What the task requires »
Leaving the pictures aside, write out the whole listing below exactly.

Entries provided »
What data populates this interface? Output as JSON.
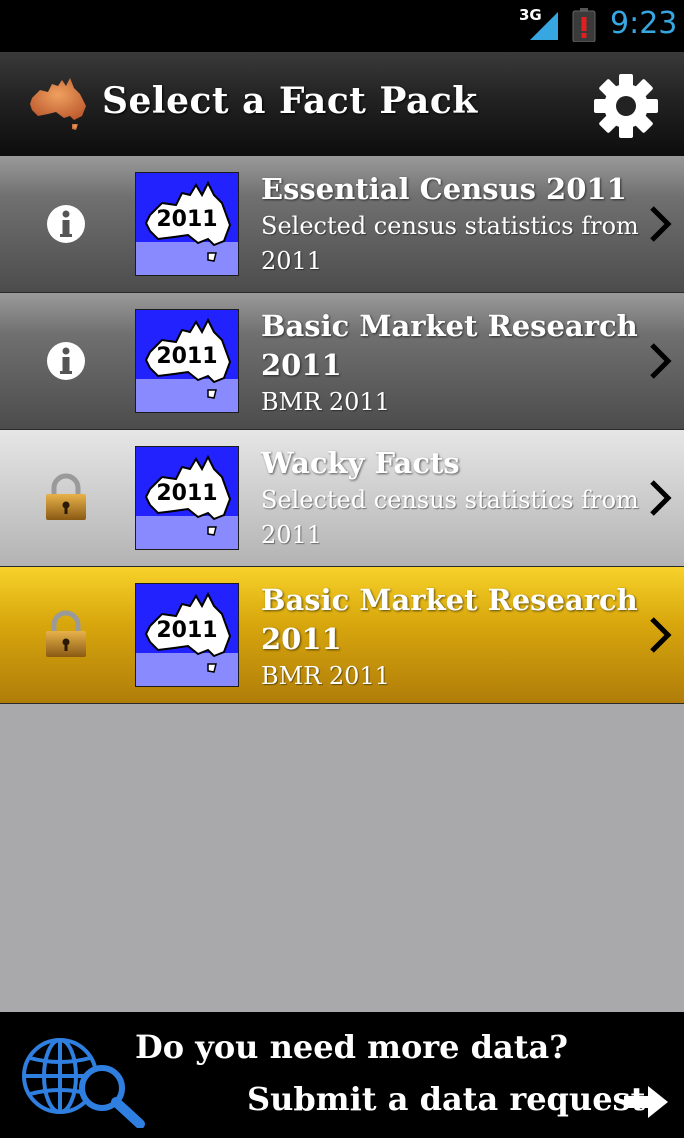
{
  "status_bar": {
    "network": "3G",
    "time": "9:23",
    "icons": [
      "signal-icon",
      "battery-alert-icon"
    ]
  },
  "header": {
    "title": "Select a Fact Pack",
    "logo_icon": "australia-map-icon",
    "settings_icon": "gear-icon"
  },
  "packs": [
    {
      "title": "Essential Census 2011",
      "subtitle": "Selected census statistics from 2011",
      "thumb_label": "2011",
      "status_icon": "info-icon",
      "style": "dark"
    },
    {
      "title": "Basic Market Research 2011",
      "subtitle": "BMR 2011",
      "thumb_label": "2011",
      "status_icon": "info-icon",
      "style": "dark"
    },
    {
      "title": "Wacky Facts",
      "subtitle": "Selected census statistics from 2011",
      "thumb_label": "2011",
      "status_icon": "lock-icon",
      "style": "light"
    },
    {
      "title": "Basic Market Research 2011",
      "subtitle": "BMR 2011",
      "thumb_label": "2011",
      "status_icon": "lock-icon",
      "style": "gold"
    }
  ],
  "footer": {
    "line1": "Do you need more data?",
    "line2": "Submit a data request",
    "icon": "globe-search-icon",
    "arrow_icon": "arrow-right-icon"
  },
  "colors": {
    "status_time": "#36a7e0",
    "thumb_blue": "#2222ff",
    "thumb_light_blue": "#8a8aff",
    "highlight_gold": "#d9a80d",
    "background": "#a9a8aa"
  }
}
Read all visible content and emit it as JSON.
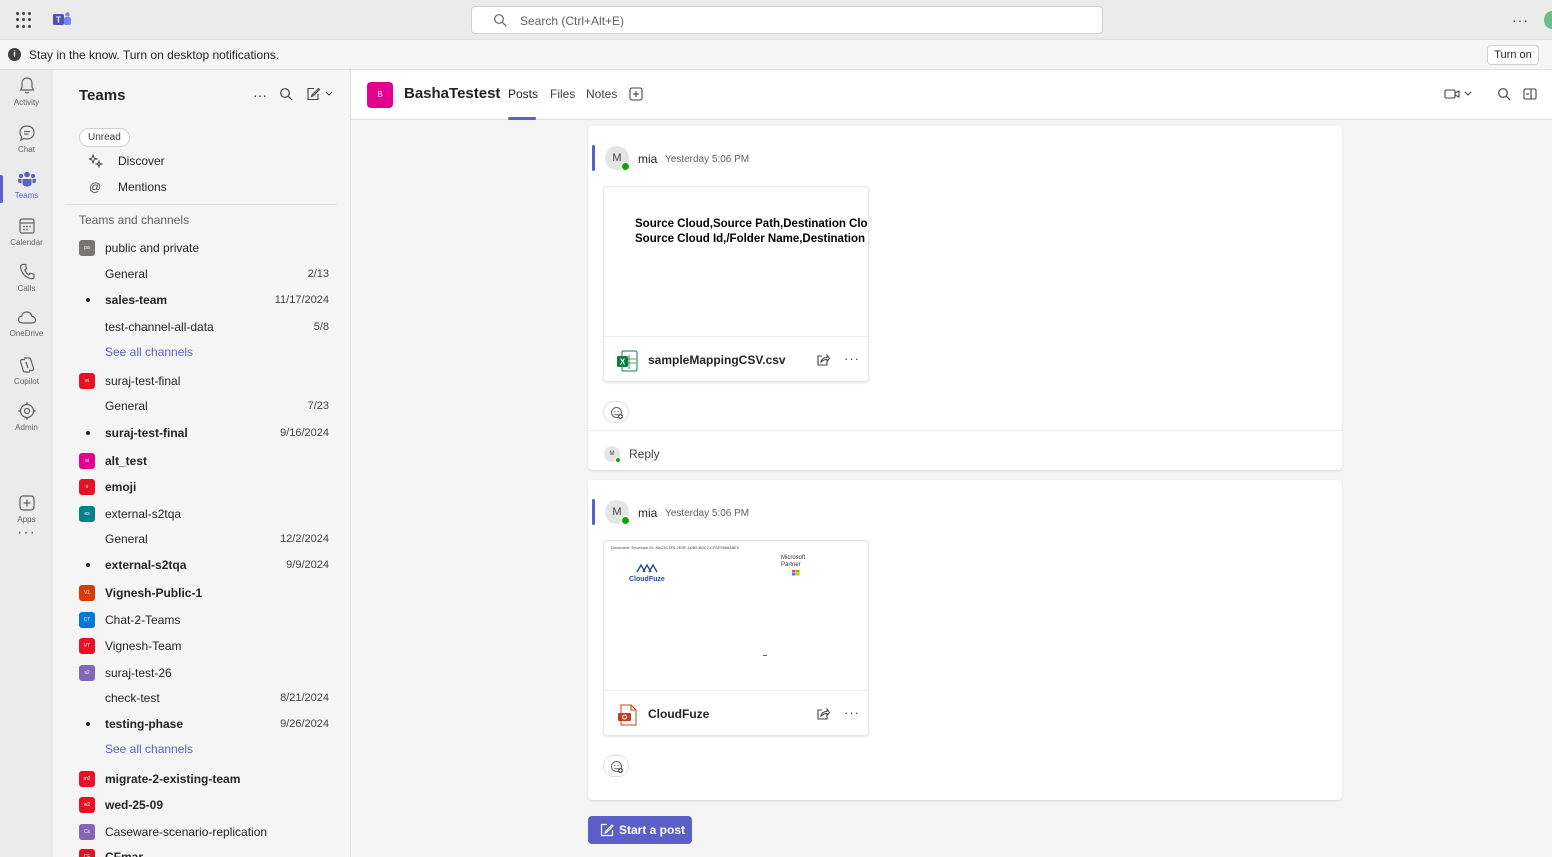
{
  "topbar": {
    "search_placeholder": "Search (Ctrl+Alt+E)",
    "more_label": "···"
  },
  "banner": {
    "text": "Stay in the know. Turn on desktop notifications.",
    "button": "Turn on"
  },
  "rail": {
    "items": [
      {
        "label": "Activity",
        "icon": "bell-icon"
      },
      {
        "label": "Chat",
        "icon": "chat-icon"
      },
      {
        "label": "Teams",
        "icon": "teams-icon"
      },
      {
        "label": "Calendar",
        "icon": "calendar-icon"
      },
      {
        "label": "Calls",
        "icon": "phone-icon"
      },
      {
        "label": "OneDrive",
        "icon": "cloud-icon"
      },
      {
        "label": "Copilot",
        "icon": "copilot-icon"
      },
      {
        "label": "Admin",
        "icon": "admin-icon"
      },
      {
        "label": "Apps",
        "icon": "apps-icon"
      }
    ],
    "more": "···",
    "active": "Teams"
  },
  "panel": {
    "title": "Teams",
    "more": "···",
    "filter_chip": "Unread",
    "nav": [
      {
        "label": "Discover",
        "icon": "discover-icon"
      },
      {
        "label": "Mentions",
        "icon": "at-icon"
      }
    ],
    "section_label": "Teams and channels",
    "tree": [
      {
        "kind": "team",
        "name": "public and private",
        "abbr": "pa",
        "color": "#7a7574",
        "bold": false
      },
      {
        "kind": "channel",
        "name": "General",
        "date": "2/13",
        "bold": false
      },
      {
        "kind": "channel",
        "name": "sales-team",
        "date": "11/17/2024",
        "bold": true
      },
      {
        "kind": "channel",
        "name": "test-channel-all-data",
        "date": "5/8",
        "bold": false
      },
      {
        "kind": "link",
        "name": "See all channels"
      },
      {
        "kind": "team",
        "name": "suraj-test-final",
        "abbr": "st",
        "color": "#e81123",
        "bold": false
      },
      {
        "kind": "channel",
        "name": "General",
        "date": "7/23",
        "bold": false
      },
      {
        "kind": "channel",
        "name": "suraj-test-final",
        "date": "9/16/2024",
        "bold": true
      },
      {
        "kind": "team",
        "name": "alt_test",
        "abbr": "at",
        "color": "#e3008c",
        "bold": true
      },
      {
        "kind": "team",
        "name": "emoji",
        "abbr": "e",
        "color": "#e81123",
        "bold": true
      },
      {
        "kind": "team",
        "name": "external-s2tqa",
        "abbr": "es",
        "color": "#038387",
        "bold": false
      },
      {
        "kind": "channel",
        "name": "General",
        "date": "12/2/2024",
        "bold": false
      },
      {
        "kind": "channel",
        "name": "external-s2tqa",
        "date": "9/9/2024",
        "bold": true
      },
      {
        "kind": "team",
        "name": "Vignesh-Public-1",
        "abbr": "V1",
        "color": "#da3b01",
        "bold": true
      },
      {
        "kind": "team",
        "name": "Chat-2-Teams",
        "abbr": "CT",
        "color": "#0078d4",
        "bold": false
      },
      {
        "kind": "team",
        "name": "Vignesh-Team",
        "abbr": "VT",
        "color": "#e81123",
        "bold": false
      },
      {
        "kind": "team",
        "name": "suraj-test-26",
        "abbr": "s2",
        "color": "#8764b8",
        "bold": false
      },
      {
        "kind": "channel",
        "name": "check-test",
        "date": "8/21/2024",
        "bold": false
      },
      {
        "kind": "channel",
        "name": "testing-phase",
        "date": "9/26/2024",
        "bold": true
      },
      {
        "kind": "link",
        "name": "See all channels"
      },
      {
        "kind": "team",
        "name": "migrate-2-existing-team",
        "abbr": "m2",
        "color": "#e81123",
        "bold": true
      },
      {
        "kind": "team",
        "name": "wed-25-09",
        "abbr": "w2",
        "color": "#e81123",
        "bold": true
      },
      {
        "kind": "team",
        "name": "Caseware-scenario-replication",
        "abbr": "Cs",
        "color": "#8764b8",
        "bold": false
      },
      {
        "kind": "team",
        "name": "CFmar",
        "abbr": "CF",
        "color": "#e81123",
        "bold": true
      }
    ]
  },
  "channel": {
    "avatar": "B",
    "name": "BashaTestest",
    "tabs": [
      "Posts",
      "Files",
      "Notes"
    ],
    "active_tab": "Posts"
  },
  "posts": [
    {
      "avatar": "M",
      "author": "mia",
      "time": "Yesterday 5:06 PM",
      "preview_lines": [
        "Source Cloud,Source Path,Destination Cloud",
        "Source Cloud Id,/Folder Name,Destination Cloud"
      ],
      "file_name": "sampleMappingCSV.csv",
      "file_type": "excel-icon",
      "reply_avatar": "M",
      "reply_label": "Reply"
    },
    {
      "avatar": "M",
      "author": "mia",
      "time": "Yesterday 5:06 PM",
      "pdf_top": "Document: Envelope ID: 8AC3C3F5-2E5F-4DB9-B0C7-CFAF5966A8E5",
      "pdf_logo": "CloudFuze",
      "pdf_partner_1": "Microsoft",
      "pdf_partner_2": "Partner",
      "file_name": "CloudFuze",
      "file_type": "pdf-icon"
    }
  ],
  "start_post": "Start a post"
}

Expected output »
What data populates this interface? Output as JSON.
{
  "status_bar": {
    "network": "3G",
    "time": "9:23",
    "icons": [
      "signal-icon",
      "battery-alert-icon"
    ]
  },
  "header": {
    "title": "Select a Fact Pack",
    "logo_icon": "australia-map-icon",
    "settings_icon": "gear-icon"
  },
  "packs": [
    {
      "title": "Essential Census 2011",
      "subtitle": "Selected census statistics from 2011",
      "thumb_label": "2011",
      "status_icon": "info-icon",
      "style": "dark"
    },
    {
      "title": "Basic Market Research 2011",
      "subtitle": "BMR 2011",
      "thumb_label": "2011",
      "status_icon": "info-icon",
      "style": "dark"
    },
    {
      "title": "Wacky Facts",
      "subtitle": "Selected census statistics from 2011",
      "thumb_label": "2011",
      "status_icon": "lock-icon",
      "style": "light"
    },
    {
      "title": "Basic Market Research 2011",
      "subtitle": "BMR 2011",
      "thumb_label": "2011",
      "status_icon": "lock-icon",
      "style": "gold"
    }
  ],
  "footer": {
    "line1": "Do you need more data?",
    "line2": "Submit a data request",
    "icon": "globe-search-icon",
    "arrow_icon": "arrow-right-icon"
  },
  "colors": {
    "status_time": "#36a7e0",
    "thumb_blue": "#2222ff",
    "thumb_light_blue": "#8a8aff",
    "highlight_gold": "#d9a80d",
    "background": "#a9a8aa"
  }
}
Read all visible content and emit it as JSON.
{
  "topbar": {
    "search_placeholder": "Search (Ctrl+Alt+E)",
    "more_label": "···"
  },
  "banner": {
    "text": "Stay in the know. Turn on desktop notifications.",
    "button": "Turn on"
  },
  "rail": {
    "items": [
      {
        "label": "Activity",
        "icon": "bell-icon"
      },
      {
        "label": "Chat",
        "icon": "chat-icon"
      },
      {
        "label": "Teams",
        "icon": "teams-icon"
      },
      {
        "label": "Calendar",
        "icon": "calendar-icon"
      },
      {
        "label": "Calls",
        "icon": "phone-icon"
      },
      {
        "label": "OneDrive",
        "icon": "cloud-icon"
      },
      {
        "label": "Copilot",
        "icon": "copilot-icon"
      },
      {
        "label": "Admin",
        "icon": "admin-icon"
      },
      {
        "label": "Apps",
        "icon": "apps-icon"
      }
    ],
    "more": "···",
    "active": "Teams"
  },
  "panel": {
    "title": "Teams",
    "more": "···",
    "filter_chip": "Unread",
    "nav": [
      {
        "label": "Discover",
        "icon": "discover-icon"
      },
      {
        "label": "Mentions",
        "icon": "at-icon"
      }
    ],
    "section_label": "Teams and channels",
    "tree": [
      {
        "kind": "team",
        "name": "public and private",
        "abbr": "pa",
        "color": "#7a7574",
        "bold": false
      },
      {
        "kind": "channel",
        "name": "General",
        "date": "2/13",
        "bold": false
      },
      {
        "kind": "channel",
        "name": "sales-team",
        "date": "11/17/2024",
        "bold": true
      },
      {
        "kind": "channel",
        "name": "test-channel-all-data",
        "date": "5/8",
        "bold": false
      },
      {
        "kind": "link",
        "name": "See all channels"
      },
      {
        "kind": "team",
        "name": "suraj-test-final",
        "abbr": "st",
        "color": "#e81123",
        "bold": false
      },
      {
        "kind": "channel",
        "name": "General",
        "date": "7/23",
        "bold": false
      },
      {
        "kind": "channel",
        "name": "suraj-test-final",
        "date": "9/16/2024",
        "bold": true
      },
      {
        "kind": "team",
        "name": "alt_test",
        "abbr": "at",
        "color": "#e3008c",
        "bold": true
      },
      {
        "kind": "team",
        "name": "emoji",
        "abbr": "e",
        "color": "#e81123",
        "bold": true
      },
      {
        "kind": "team",
        "name": "external-s2tqa",
        "abbr": "es",
        "color": "#038387",
        "bold": false
      },
      {
        "kind": "channel",
        "name": "General",
        "date": "12/2/2024",
        "bold": false
      },
      {
        "kind": "channel",
        "name": "external-s2tqa",
        "date": "9/9/2024",
        "bold": true
      },
      {
        "kind": "team",
        "name": "Vignesh-Public-1",
        "abbr": "V1",
        "color": "#da3b01",
        "bold": true
      },
      {
        "kind": "team",
        "name": "Chat-2-Teams",
        "abbr": "CT",
        "color": "#0078d4",
        "bold": false
      },
      {
        "kind": "team",
        "name": "Vignesh-Team",
        "abbr": "VT",
        "color": "#e81123",
        "bold": false
      },
      {
        "kind": "team",
        "name": "suraj-test-26",
        "abbr": "s2",
        "color": "#8764b8",
        "bold": false
      },
      {
        "kind": "channel",
        "name": "check-test",
        "date": "8/21/2024",
        "bold": false
      },
      {
        "kind": "channel",
        "name": "testing-phase",
        "date": "9/26/2024",
        "bold": true
      },
      {
        "kind": "link",
        "name": "See all channels"
      },
      {
        "kind": "team",
        "name": "migrate-2-existing-team",
        "abbr": "m2",
        "color": "#e81123",
        "bold": true
      },
      {
        "kind": "team",
        "name": "wed-25-09",
        "abbr": "w2",
        "color": "#e81123",
        "bold": true
      },
      {
        "kind": "team",
        "name": "Caseware-scenario-replication",
        "abbr": "Cs",
        "color": "#8764b8",
        "bold": false
      },
      {
        "kind": "team",
        "name": "CFmar",
        "abbr": "CF",
        "color": "#e81123",
        "bold": true
      }
    ]
  },
  "channel": {
    "avatar": "B",
    "name": "BashaTestest",
    "tabs": [
      "Posts",
      "Files",
      "Notes"
    ],
    "active_tab": "Posts"
  },
  "posts": [
    {
      "avatar": "M",
      "author": "mia",
      "time": "Yesterday 5:06 PM",
      "preview_lines": [
        "Source Cloud,Source Path,Destination Cloud",
        "Source Cloud Id,/Folder Name,Destination Cloud"
      ],
      "file_name": "sampleMappingCSV.csv",
      "file_type": "excel-icon",
      "reply_avatar": "M",
      "reply_label": "Reply"
    },
    {
      "avatar": "M",
      "author": "mia",
      "time": "Yesterday 5:06 PM",
      "pdf_top": "Document: Envelope ID: 8AC3C3F5-2E5F-4DB9-B0C7-CFAF5966A8E5",
      "pdf_logo": "CloudFuze",
      "pdf_partner_1": "Microsoft",
      "pdf_partner_2": "Partner",
      "file_name": "CloudFuze",
      "file_type": "pdf-icon"
    }
  ],
  "start_post": "Start a post"
}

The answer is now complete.